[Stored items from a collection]
:::::

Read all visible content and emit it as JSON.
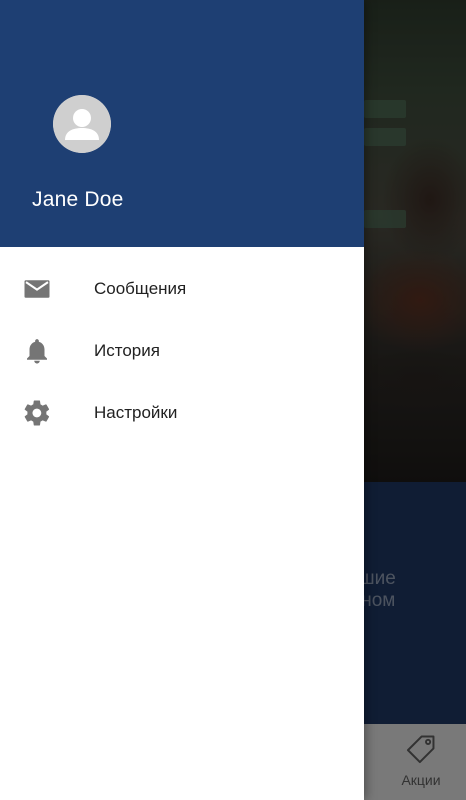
{
  "drawer": {
    "user_name": "Jane Doe",
    "header_color": "#1e3f73",
    "items": [
      {
        "label": "Сообщения",
        "icon": "mail-icon"
      },
      {
        "label": "История",
        "icon": "bell-icon"
      },
      {
        "label": "Настройки",
        "icon": "gear-icon"
      }
    ]
  },
  "background": {
    "banner_text_line1": "учшие",
    "banner_text_line2": "одном",
    "bottom_nav": {
      "partial_left_label": ".",
      "promo_label": "Акции",
      "promo_icon": "tag-icon"
    }
  }
}
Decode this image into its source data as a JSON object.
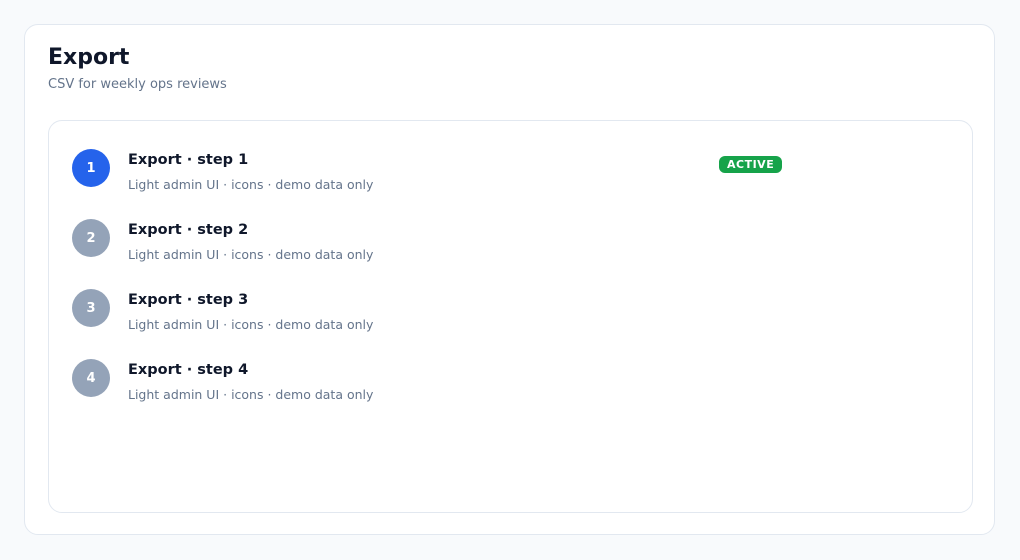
{
  "header": {
    "title": "Export",
    "subtitle": "CSV for weekly ops reviews"
  },
  "steps": [
    {
      "number": "1",
      "title": "Export · step 1",
      "description": "Light admin UI · icons · demo data only",
      "state": "active",
      "badge": "ACTIVE"
    },
    {
      "number": "2",
      "title": "Export · step 2",
      "description": "Light admin UI · icons · demo data only",
      "state": "inactive"
    },
    {
      "number": "3",
      "title": "Export · step 3",
      "description": "Light admin UI · icons · demo data only",
      "state": "inactive"
    },
    {
      "number": "4",
      "title": "Export · step 4",
      "description": "Light admin UI · icons · demo data only",
      "state": "inactive"
    }
  ],
  "colors": {
    "active_step": "#2563eb",
    "inactive_step": "#94a3b8",
    "badge_active": "#16a34a"
  }
}
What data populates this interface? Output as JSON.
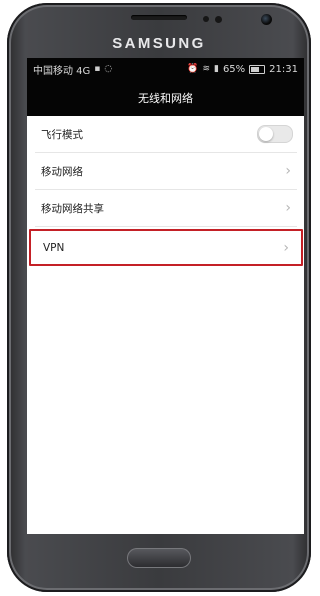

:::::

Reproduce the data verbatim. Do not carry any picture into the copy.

Read all visible content and emit it as JSON.
{
  "drawer": {
    "user_name": "Jane Doe",
    "header_color": "#1e3f73",
    "items": [
      {
        "label": "Сообщения",
        "icon": "mail-icon"
      },
      {
        "label": "История",
        "icon": "bell-icon"
      },
      {
        "label": "Настройки",
        "icon": "gear-icon"
      }
    ]
  },
  "background": {
    "banner_text_line1": "учшие",
    "banner_text_line2": "одном",
    "bottom_nav": {
      "partial_left_label": ".",
      "promo_label": "Акции",
      "promo_icon": "tag-icon"
    }
  }
}
Decode this image into its source data as a JSON object.
{
  "header": {
    "title": "Export",
    "subtitle": "CSV for weekly ops reviews"
  },
  "steps": [
    {
      "number": "1",
      "title": "Export · step 1",
      "description": "Light admin UI · icons · demo data only",
      "state": "active",
      "badge": "ACTIVE"
    },
    {
      "number": "2",
      "title": "Export · step 2",
      "description": "Light admin UI · icons · demo data only",
      "state": "inactive"
    },
    {
      "number": "3",
      "title": "Export · step 3",
      "description": "Light admin UI · icons · demo data only",
      "state": "inactive"
    },
    {
      "number": "4",
      "title": "Export · step 4",
      "description": "Light admin UI · icons · demo data only",
      "state": "inactive"
    }
  ],
  "colors": {
    "active_step": "#2563eb",
    "inactive_step": "#94a3b8",
    "badge_active": "#16a34a"
  }
}
What data populates this interface? Output as JSON.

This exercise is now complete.